Your task:
Apart from the pictures, reproduce the data below exactly as it stands.

****************

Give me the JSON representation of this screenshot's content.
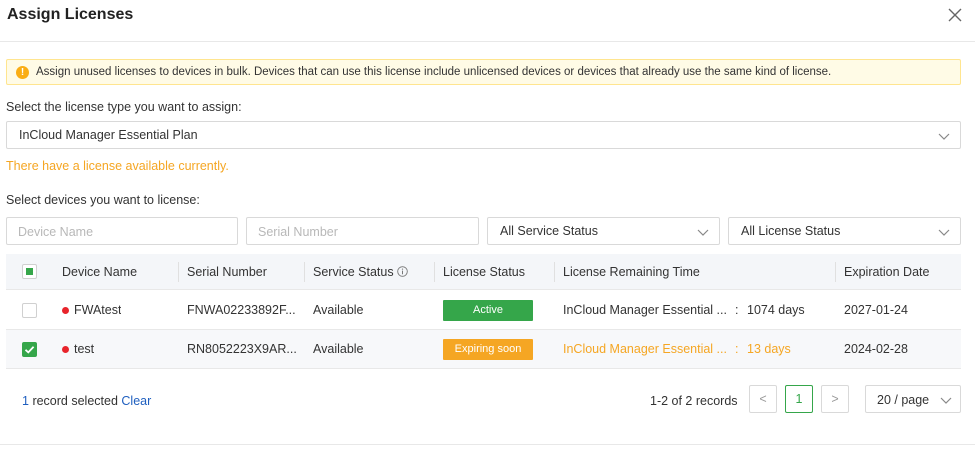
{
  "dialog": {
    "title": "Assign Licenses"
  },
  "alert": {
    "text": "Assign unused licenses to devices in bulk. Devices that can use this license include unlicensed devices or devices that already use the same kind of license."
  },
  "license_type": {
    "label": "Select the license type you want to assign:",
    "selected": "InCloud Manager Essential Plan"
  },
  "availability_text": "There have a license available currently.",
  "devices": {
    "label": "Select devices you want to license:",
    "filters": {
      "device_name_placeholder": "Device Name",
      "serial_number_placeholder": "Serial Number",
      "service_status": "All Service Status",
      "license_status": "All License Status"
    }
  },
  "table": {
    "headers": {
      "device_name": "Device Name",
      "serial_number": "Serial Number",
      "service_status": "Service Status",
      "license_status": "License Status",
      "remaining_time": "License Remaining Time",
      "expiration_date": "Expiration Date"
    },
    "rows": [
      {
        "selected": false,
        "device_name": "FWAtest",
        "serial_number": "FNWA02233892F...",
        "service_status": "Available",
        "license_status": "Active",
        "remaining_plan": "InCloud Manager Essential ...",
        "remaining_sep": ":",
        "remaining_days": "1074 days",
        "expiration_date": "2027-01-24"
      },
      {
        "selected": true,
        "device_name": "test",
        "serial_number": "RN8052223X9AR...",
        "service_status": "Available",
        "license_status": "Expiring soon",
        "remaining_plan": "InCloud Manager Essential ...",
        "remaining_sep": ":",
        "remaining_days": "13 days",
        "expiration_date": "2024-02-28"
      }
    ]
  },
  "footer": {
    "selected_count": "1",
    "selected_text": "record selected",
    "clear_label": "Clear",
    "total_text": "1-2 of 2 records",
    "prev_label": "<",
    "current_page": "1",
    "next_label": ">",
    "page_size": "20 / page"
  },
  "colors": {
    "accent": "#35a64a",
    "warning": "#f5a623",
    "link": "#1f5fbf",
    "online_dot": "#e8242b"
  }
}
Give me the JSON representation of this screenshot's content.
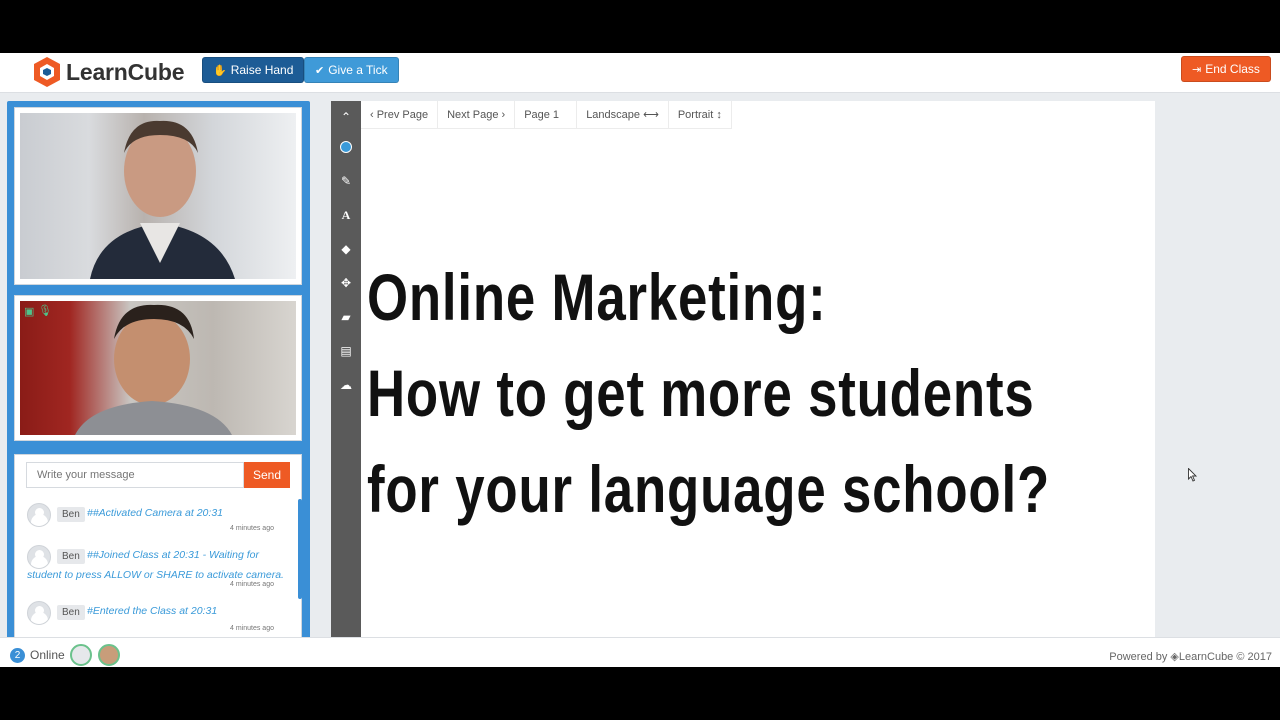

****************

Reply to the task:
Give me the JSON representation of this screenshot's content.
{
  "dialog": {
    "title": "Assign Licenses"
  },
  "alert": {
    "text": "Assign unused licenses to devices in bulk. Devices that can use this license include unlicensed devices or devices that already use the same kind of license."
  },
  "license_type": {
    "label": "Select the license type you want to assign:",
    "selected": "InCloud Manager Essential Plan"
  },
  "availability_text": "There have a license available currently.",
  "devices": {
    "label": "Select devices you want to license:",
    "filters": {
      "device_name_placeholder": "Device Name",
      "serial_number_placeholder": "Serial Number",
      "service_status": "All Service Status",
      "license_status": "All License Status"
    }
  },
  "table": {
    "headers": {
      "device_name": "Device Name",
      "serial_number": "Serial Number",
      "service_status": "Service Status",
      "license_status": "License Status",
      "remaining_time": "License Remaining Time",
      "expiration_date": "Expiration Date"
    },
    "rows": [
      {
        "selected": false,
        "device_name": "FWAtest",
        "serial_number": "FNWA02233892F...",
        "service_status": "Available",
        "license_status": "Active",
        "remaining_plan": "InCloud Manager Essential ...",
        "remaining_sep": ":",
        "remaining_days": "1074 days",
        "expiration_date": "2027-01-24"
      },
      {
        "selected": true,
        "device_name": "test",
        "serial_number": "RN8052223X9AR...",
        "service_status": "Available",
        "license_status": "Expiring soon",
        "remaining_plan": "InCloud Manager Essential ...",
        "remaining_sep": ":",
        "remaining_days": "13 days",
        "expiration_date": "2024-02-28"
      }
    ]
  },
  "footer": {
    "selected_count": "1",
    "selected_text": "record selected",
    "clear_label": "Clear",
    "total_text": "1-2 of 2 records",
    "prev_label": "<",
    "current_page": "1",
    "next_label": ">",
    "page_size": "20 / page"
  },
  "colors": {
    "accent": "#35a64a",
    "warning": "#f5a623",
    "link": "#1f5fbf",
    "online_dot": "#e8242b"
  }
}
Give me the JSON representation of this screenshot's content.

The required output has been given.